Start of Records provided

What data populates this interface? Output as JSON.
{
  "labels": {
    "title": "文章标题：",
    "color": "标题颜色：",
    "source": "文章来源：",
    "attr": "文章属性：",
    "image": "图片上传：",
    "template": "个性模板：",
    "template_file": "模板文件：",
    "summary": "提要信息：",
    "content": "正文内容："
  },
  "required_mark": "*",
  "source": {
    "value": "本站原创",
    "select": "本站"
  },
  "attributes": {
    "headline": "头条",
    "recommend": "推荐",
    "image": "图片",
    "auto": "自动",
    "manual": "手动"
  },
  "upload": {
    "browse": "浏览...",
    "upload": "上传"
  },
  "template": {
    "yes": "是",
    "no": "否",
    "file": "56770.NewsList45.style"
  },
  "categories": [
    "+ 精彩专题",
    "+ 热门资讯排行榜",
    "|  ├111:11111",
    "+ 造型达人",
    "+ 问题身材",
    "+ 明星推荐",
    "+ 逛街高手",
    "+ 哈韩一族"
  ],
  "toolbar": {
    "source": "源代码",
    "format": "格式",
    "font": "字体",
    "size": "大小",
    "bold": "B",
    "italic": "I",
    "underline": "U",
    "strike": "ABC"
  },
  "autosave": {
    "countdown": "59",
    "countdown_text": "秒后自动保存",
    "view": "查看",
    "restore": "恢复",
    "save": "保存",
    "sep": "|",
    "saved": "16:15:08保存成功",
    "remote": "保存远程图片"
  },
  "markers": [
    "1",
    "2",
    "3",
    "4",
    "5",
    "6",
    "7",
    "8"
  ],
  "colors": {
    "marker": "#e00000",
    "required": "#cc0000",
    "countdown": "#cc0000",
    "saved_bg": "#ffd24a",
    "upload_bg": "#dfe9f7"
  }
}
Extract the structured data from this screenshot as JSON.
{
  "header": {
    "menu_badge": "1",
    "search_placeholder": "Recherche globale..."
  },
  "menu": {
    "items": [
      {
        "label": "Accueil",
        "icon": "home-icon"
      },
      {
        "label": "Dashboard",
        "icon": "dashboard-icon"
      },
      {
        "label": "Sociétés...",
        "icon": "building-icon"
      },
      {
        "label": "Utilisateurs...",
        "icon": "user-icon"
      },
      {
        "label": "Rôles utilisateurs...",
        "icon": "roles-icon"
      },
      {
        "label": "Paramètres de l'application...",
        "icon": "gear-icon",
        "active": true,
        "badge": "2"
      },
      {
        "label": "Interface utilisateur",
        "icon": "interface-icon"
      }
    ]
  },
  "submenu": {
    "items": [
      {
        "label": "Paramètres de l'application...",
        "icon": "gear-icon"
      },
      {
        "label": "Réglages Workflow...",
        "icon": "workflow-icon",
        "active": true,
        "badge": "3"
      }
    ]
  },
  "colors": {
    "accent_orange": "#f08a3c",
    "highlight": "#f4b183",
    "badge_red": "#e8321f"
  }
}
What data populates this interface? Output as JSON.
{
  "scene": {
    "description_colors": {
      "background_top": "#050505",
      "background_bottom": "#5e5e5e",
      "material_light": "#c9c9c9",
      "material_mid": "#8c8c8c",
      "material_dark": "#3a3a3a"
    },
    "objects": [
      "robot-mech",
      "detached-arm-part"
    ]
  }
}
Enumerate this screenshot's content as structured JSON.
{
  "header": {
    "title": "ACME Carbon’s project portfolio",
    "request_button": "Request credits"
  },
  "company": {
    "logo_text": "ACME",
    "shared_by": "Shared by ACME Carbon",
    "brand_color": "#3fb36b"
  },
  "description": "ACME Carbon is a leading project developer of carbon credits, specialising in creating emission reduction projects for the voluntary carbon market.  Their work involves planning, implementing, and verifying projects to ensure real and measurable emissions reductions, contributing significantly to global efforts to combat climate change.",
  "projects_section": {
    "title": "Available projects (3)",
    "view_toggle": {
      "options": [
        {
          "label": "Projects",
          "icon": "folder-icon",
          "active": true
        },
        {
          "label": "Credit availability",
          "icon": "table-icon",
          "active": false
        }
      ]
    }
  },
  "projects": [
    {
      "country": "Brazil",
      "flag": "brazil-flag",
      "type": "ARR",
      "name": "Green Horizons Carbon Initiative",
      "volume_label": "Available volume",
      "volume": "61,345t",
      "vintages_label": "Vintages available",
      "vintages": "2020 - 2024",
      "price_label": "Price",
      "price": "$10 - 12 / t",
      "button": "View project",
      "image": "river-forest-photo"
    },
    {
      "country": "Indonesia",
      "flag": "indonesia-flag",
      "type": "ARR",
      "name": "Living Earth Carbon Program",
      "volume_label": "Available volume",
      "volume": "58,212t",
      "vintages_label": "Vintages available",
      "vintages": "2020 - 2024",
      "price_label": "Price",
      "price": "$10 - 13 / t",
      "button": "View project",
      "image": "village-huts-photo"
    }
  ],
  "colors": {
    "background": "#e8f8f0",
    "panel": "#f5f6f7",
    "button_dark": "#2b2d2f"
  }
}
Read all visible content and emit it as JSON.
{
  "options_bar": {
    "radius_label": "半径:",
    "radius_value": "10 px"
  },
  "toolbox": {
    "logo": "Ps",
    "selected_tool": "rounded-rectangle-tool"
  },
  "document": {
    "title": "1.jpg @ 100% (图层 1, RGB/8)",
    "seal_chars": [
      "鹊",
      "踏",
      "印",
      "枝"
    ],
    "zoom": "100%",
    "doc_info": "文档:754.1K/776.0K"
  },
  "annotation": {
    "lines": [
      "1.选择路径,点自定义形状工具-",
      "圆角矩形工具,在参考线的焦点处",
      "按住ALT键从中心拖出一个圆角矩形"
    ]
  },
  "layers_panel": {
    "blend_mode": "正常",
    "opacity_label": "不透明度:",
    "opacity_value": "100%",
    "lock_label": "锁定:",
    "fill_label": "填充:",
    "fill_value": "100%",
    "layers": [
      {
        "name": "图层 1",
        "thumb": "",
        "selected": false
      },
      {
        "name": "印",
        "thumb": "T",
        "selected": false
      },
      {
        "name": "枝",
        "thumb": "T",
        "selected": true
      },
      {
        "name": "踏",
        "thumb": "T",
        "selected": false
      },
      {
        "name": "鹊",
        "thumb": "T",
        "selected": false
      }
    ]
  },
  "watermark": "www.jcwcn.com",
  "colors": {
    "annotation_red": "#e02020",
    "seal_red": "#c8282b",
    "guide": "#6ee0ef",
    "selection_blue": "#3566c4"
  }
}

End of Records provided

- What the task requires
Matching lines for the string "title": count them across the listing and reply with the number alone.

- Written answer
4